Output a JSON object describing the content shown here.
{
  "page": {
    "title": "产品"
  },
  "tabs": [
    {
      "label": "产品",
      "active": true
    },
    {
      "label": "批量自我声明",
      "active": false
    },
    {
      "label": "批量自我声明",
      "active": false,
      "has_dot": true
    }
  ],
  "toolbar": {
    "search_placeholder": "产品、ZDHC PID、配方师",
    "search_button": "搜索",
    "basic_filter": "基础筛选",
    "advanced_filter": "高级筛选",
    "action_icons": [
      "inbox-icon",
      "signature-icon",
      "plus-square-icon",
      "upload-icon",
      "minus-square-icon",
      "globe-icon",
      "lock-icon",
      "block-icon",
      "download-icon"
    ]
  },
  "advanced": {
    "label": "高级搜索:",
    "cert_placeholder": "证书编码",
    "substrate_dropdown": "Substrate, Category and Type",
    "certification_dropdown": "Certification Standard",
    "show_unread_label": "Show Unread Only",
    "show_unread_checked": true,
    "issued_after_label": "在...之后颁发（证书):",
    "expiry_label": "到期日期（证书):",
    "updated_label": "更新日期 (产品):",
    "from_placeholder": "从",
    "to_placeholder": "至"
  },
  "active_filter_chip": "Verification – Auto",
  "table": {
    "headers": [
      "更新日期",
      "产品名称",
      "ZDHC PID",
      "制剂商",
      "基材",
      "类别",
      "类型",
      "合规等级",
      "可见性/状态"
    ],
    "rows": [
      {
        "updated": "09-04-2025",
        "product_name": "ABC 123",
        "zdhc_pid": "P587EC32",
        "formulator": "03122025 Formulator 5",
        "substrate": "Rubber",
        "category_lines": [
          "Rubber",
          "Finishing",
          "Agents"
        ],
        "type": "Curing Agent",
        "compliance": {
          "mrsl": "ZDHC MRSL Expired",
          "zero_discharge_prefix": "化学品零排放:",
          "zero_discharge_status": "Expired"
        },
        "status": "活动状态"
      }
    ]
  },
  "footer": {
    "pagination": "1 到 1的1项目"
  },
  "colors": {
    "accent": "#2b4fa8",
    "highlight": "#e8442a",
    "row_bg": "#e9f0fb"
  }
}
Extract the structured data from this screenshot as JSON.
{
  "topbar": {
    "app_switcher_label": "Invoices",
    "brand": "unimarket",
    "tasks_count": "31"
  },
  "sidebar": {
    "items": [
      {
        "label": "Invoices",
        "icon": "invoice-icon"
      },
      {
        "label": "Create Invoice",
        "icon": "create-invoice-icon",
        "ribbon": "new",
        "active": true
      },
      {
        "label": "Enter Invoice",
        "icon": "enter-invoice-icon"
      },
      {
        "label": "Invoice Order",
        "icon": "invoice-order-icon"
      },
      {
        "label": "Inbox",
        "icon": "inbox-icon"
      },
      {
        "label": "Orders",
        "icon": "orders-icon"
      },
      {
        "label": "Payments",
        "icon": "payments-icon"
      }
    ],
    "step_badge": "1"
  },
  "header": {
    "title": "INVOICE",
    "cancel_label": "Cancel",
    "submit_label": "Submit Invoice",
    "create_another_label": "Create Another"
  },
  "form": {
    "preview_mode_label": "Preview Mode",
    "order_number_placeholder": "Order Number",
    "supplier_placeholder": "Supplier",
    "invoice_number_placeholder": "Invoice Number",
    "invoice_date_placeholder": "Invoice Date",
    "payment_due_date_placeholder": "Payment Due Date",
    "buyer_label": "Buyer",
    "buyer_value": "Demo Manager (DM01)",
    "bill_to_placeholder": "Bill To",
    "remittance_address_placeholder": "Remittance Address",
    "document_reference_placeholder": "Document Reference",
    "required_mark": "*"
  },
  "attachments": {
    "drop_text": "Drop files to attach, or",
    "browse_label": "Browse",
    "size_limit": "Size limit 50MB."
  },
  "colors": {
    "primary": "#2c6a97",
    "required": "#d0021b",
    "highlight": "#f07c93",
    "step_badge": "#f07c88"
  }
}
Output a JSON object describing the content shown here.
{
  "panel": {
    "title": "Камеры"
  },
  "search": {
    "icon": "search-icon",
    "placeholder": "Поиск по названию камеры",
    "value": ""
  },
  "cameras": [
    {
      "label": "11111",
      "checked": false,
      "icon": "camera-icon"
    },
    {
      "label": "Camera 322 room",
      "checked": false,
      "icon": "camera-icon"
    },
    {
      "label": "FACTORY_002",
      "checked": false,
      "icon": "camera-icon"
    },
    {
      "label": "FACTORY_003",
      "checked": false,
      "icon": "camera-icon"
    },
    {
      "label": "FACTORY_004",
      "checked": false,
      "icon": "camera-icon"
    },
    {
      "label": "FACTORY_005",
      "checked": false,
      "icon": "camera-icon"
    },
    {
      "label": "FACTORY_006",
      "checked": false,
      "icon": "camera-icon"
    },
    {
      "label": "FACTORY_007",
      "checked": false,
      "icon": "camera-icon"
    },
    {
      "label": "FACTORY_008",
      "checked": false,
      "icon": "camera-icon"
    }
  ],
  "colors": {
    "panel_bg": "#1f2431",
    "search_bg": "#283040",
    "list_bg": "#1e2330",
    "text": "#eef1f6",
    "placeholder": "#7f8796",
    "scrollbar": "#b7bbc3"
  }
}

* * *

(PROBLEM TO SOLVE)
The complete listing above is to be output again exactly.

(TASK RESULT)
Output a JSON object describing the content shown here.
{
  "page": {
    "title": "产品"
  },
  "tabs": [
    {
      "label": "产品",
      "active": true
    },
    {
      "label": "批量自我声明",
      "active": false
    },
    {
      "label": "批量自我声明",
      "active": false,
      "has_dot": true
    }
  ],
  "toolbar": {
    "search_placeholder": "产品、ZDHC PID、配方师",
    "search_button": "搜索",
    "basic_filter": "基础筛选",
    "advanced_filter": "高级筛选",
    "action_icons": [
      "inbox-icon",
      "signature-icon",
      "plus-square-icon",
      "upload-icon",
      "minus-square-icon",
      "globe-icon",
      "lock-icon",
      "block-icon",
      "download-icon"
    ]
  },
  "advanced": {
    "label": "高级搜索:",
    "cert_placeholder": "证书编码",
    "substrate_dropdown": "Substrate, Category and Type",
    "certification_dropdown": "Certification Standard",
    "show_unread_label": "Show Unread Only",
    "show_unread_checked": true,
    "issued_after_label": "在...之后颁发（证书):",
    "expiry_label": "到期日期（证书):",
    "updated_label": "更新日期 (产品):",
    "from_placeholder": "从",
    "to_placeholder": "至"
  },
  "active_filter_chip": "Verification – Auto",
  "table": {
    "headers": [
      "更新日期",
      "产品名称",
      "ZDHC PID",
      "制剂商",
      "基材",
      "类别",
      "类型",
      "合规等级",
      "可见性/状态"
    ],
    "rows": [
      {
        "updated": "09-04-2025",
        "product_name": "ABC 123",
        "zdhc_pid": "P587EC32",
        "formulator": "03122025 Formulator 5",
        "substrate": "Rubber",
        "category_lines": [
          "Rubber",
          "Finishing",
          "Agents"
        ],
        "type": "Curing Agent",
        "compliance": {
          "mrsl": "ZDHC MRSL Expired",
          "zero_discharge_prefix": "化学品零排放:",
          "zero_discharge_status": "Expired"
        },
        "status": "活动状态"
      }
    ]
  },
  "footer": {
    "pagination": "1 到 1的1项目"
  },
  "colors": {
    "accent": "#2b4fa8",
    "highlight": "#e8442a",
    "row_bg": "#e9f0fb"
  }
}
Extract the structured data from this screenshot as JSON.
{
  "topbar": {
    "app_switcher_label": "Invoices",
    "brand": "unimarket",
    "tasks_count": "31"
  },
  "sidebar": {
    "items": [
      {
        "label": "Invoices",
        "icon": "invoice-icon"
      },
      {
        "label": "Create Invoice",
        "icon": "create-invoice-icon",
        "ribbon": "new",
        "active": true
      },
      {
        "label": "Enter Invoice",
        "icon": "enter-invoice-icon"
      },
      {
        "label": "Invoice Order",
        "icon": "invoice-order-icon"
      },
      {
        "label": "Inbox",
        "icon": "inbox-icon"
      },
      {
        "label": "Orders",
        "icon": "orders-icon"
      },
      {
        "label": "Payments",
        "icon": "payments-icon"
      }
    ],
    "step_badge": "1"
  },
  "header": {
    "title": "INVOICE",
    "cancel_label": "Cancel",
    "submit_label": "Submit Invoice",
    "create_another_label": "Create Another"
  },
  "form": {
    "preview_mode_label": "Preview Mode",
    "order_number_placeholder": "Order Number",
    "supplier_placeholder": "Supplier",
    "invoice_number_placeholder": "Invoice Number",
    "invoice_date_placeholder": "Invoice Date",
    "payment_due_date_placeholder": "Payment Due Date",
    "buyer_label": "Buyer",
    "buyer_value": "Demo Manager (DM01)",
    "bill_to_placeholder": "Bill To",
    "remittance_address_placeholder": "Remittance Address",
    "document_reference_placeholder": "Document Reference",
    "required_mark": "*"
  },
  "attachments": {
    "drop_text": "Drop files to attach, or",
    "browse_label": "Browse",
    "size_limit": "Size limit 50MB."
  },
  "colors": {
    "primary": "#2c6a97",
    "required": "#d0021b",
    "highlight": "#f07c93",
    "step_badge": "#f07c88"
  }
}
Output a JSON object describing the content shown here.
{
  "panel": {
    "title": "Камеры"
  },
  "search": {
    "icon": "search-icon",
    "placeholder": "Поиск по названию камеры",
    "value": ""
  },
  "cameras": [
    {
      "label": "11111",
      "checked": false,
      "icon": "camera-icon"
    },
    {
      "label": "Camera 322 room",
      "checked": false,
      "icon": "camera-icon"
    },
    {
      "label": "FACTORY_002",
      "checked": false,
      "icon": "camera-icon"
    },
    {
      "label": "FACTORY_003",
      "checked": false,
      "icon": "camera-icon"
    },
    {
      "label": "FACTORY_004",
      "checked": false,
      "icon": "camera-icon"
    },
    {
      "label": "FACTORY_005",
      "checked": false,
      "icon": "camera-icon"
    },
    {
      "label": "FACTORY_006",
      "checked": false,
      "icon": "camera-icon"
    },
    {
      "label": "FACTORY_007",
      "checked": false,
      "icon": "camera-icon"
    },
    {
      "label": "FACTORY_008",
      "checked": false,
      "icon": "camera-icon"
    }
  ],
  "colors": {
    "panel_bg": "#1f2431",
    "search_bg": "#283040",
    "list_bg": "#1e2330",
    "text": "#eef1f6",
    "placeholder": "#7f8796",
    "scrollbar": "#b7bbc3"
  }
}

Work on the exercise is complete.